Rove continued to outdo himself when he next appeared on Fox. This time he attributed Obama’s victory to the Obama campaign’s suppression of voters by running a negative campaign. That’s right – Karl Rove criticizing negative ads as causing voter suppression. I guess we now know how George Bush won in 2004. In order to make a statement as ludicrous as that, Rove had to ignore the reality that all of the efforts to change election laws around the country were led by Republican officeholders, with most, if not all, of them being stopped by courts.
Unfortunately, this denial of the reality-based world carries over into areas of significant national import. After the devastation wreaked on New York and New Jersey, are we going to have a fact-based discussion on climate change or will we continue to let oil companies dictate national policy? Will a discussion of the deficit and tax policy be based on facts, or will Senate Republicans continue to suppress a non-partisan report disputing a central tenet of Republican orthodoxy? The report by the Congressional Research Service of the Library of Congress concluded there was “no correlation between top tax rates and economic growth” according to an article in the November 2 New York Times.
Yet there are good reasons to be hopeful. The highlight of my Election Day was stopping at a supermarket in the Webster Square neighborhood of Worcester late in the afternoon. It was completely dark outside, yet there was a line of 200 people, almost all of whom were African-American or Latino, many with children, waiting in line to vote.

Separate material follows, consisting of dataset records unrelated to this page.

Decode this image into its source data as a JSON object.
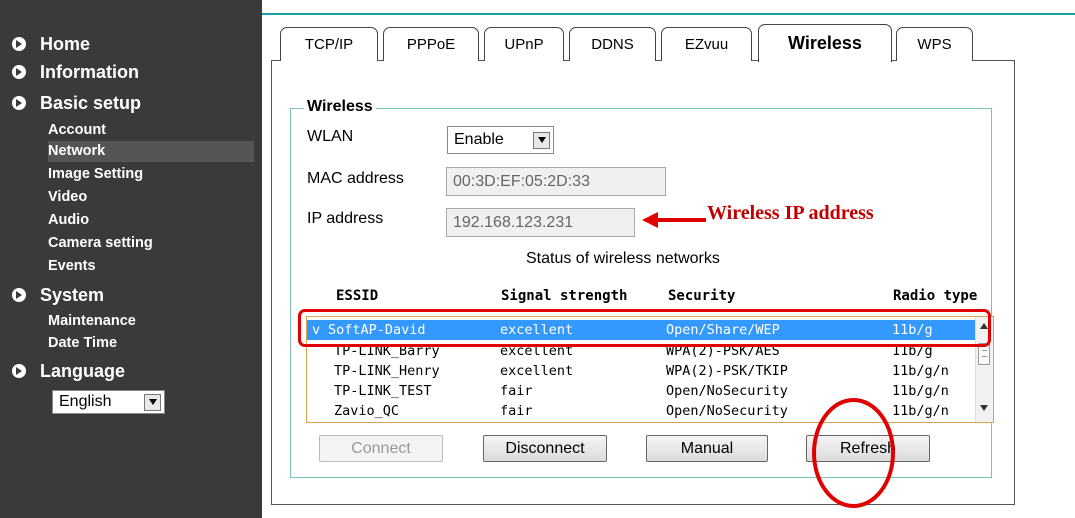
{
  "sidebar": {
    "main": [
      {
        "label": "Home"
      },
      {
        "label": "Information"
      },
      {
        "label": "Basic setup"
      },
      {
        "label": "System"
      },
      {
        "label": "Language"
      }
    ],
    "basic_sub": [
      "Account",
      "Network",
      "Image Setting",
      "Video",
      "Audio",
      "Camera setting",
      "Events"
    ],
    "system_sub": [
      "Maintenance",
      "Date Time"
    ],
    "language_value": "English"
  },
  "tabs": [
    "TCP/IP",
    "PPPoE",
    "UPnP",
    "DDNS",
    "EZvuu",
    "Wireless",
    "WPS"
  ],
  "wireless": {
    "legend": "Wireless",
    "wlan_label": "WLAN",
    "wlan_value": "Enable",
    "mac_label": "MAC address",
    "mac_value": "00:3D:EF:05:2D:33",
    "ip_label": "IP address",
    "ip_value": "192.168.123.231",
    "status_title": "Status of wireless networks",
    "columns": [
      "ESSID",
      "Signal strength",
      "Security",
      "Radio type"
    ],
    "networks": [
      {
        "mark": "v",
        "essid": "SoftAP-David",
        "signal": "excellent",
        "security": "Open/Share/WEP",
        "radio": "11b/g"
      },
      {
        "mark": "",
        "essid": "TP-LINK_Barry",
        "signal": "excellent",
        "security": "WPA(2)-PSK/AES",
        "radio": "11b/g"
      },
      {
        "mark": "",
        "essid": "TP-LINK_Henry",
        "signal": "excellent",
        "security": "WPA(2)-PSK/TKIP",
        "radio": "11b/g/n"
      },
      {
        "mark": "",
        "essid": "TP-LINK_TEST",
        "signal": "fair",
        "security": "Open/NoSecurity",
        "radio": "11b/g/n"
      },
      {
        "mark": "",
        "essid": "Zavio_QC",
        "signal": "fair",
        "security": "Open/NoSecurity",
        "radio": "11b/g/n"
      }
    ],
    "buttons": {
      "connect": "Connect",
      "disconnect": "Disconnect",
      "manual": "Manual",
      "refresh": "Refresh"
    }
  },
  "annotation": {
    "text": "Wireless IP address",
    "color": "#c00000"
  },
  "colors": {
    "sidebar_bg": "#3a3a3a",
    "selected_row": "#3399ff",
    "accent": "#1aa0a0",
    "highlight": "#e00000"
  }
}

I sometimes joke that my voting in Presidential elections in Massachusetts doesn’t matter – after all, this is the only state to vote for George McGovern against Richard Nixon – but these folks obviously had a different view. It was truly inspirational.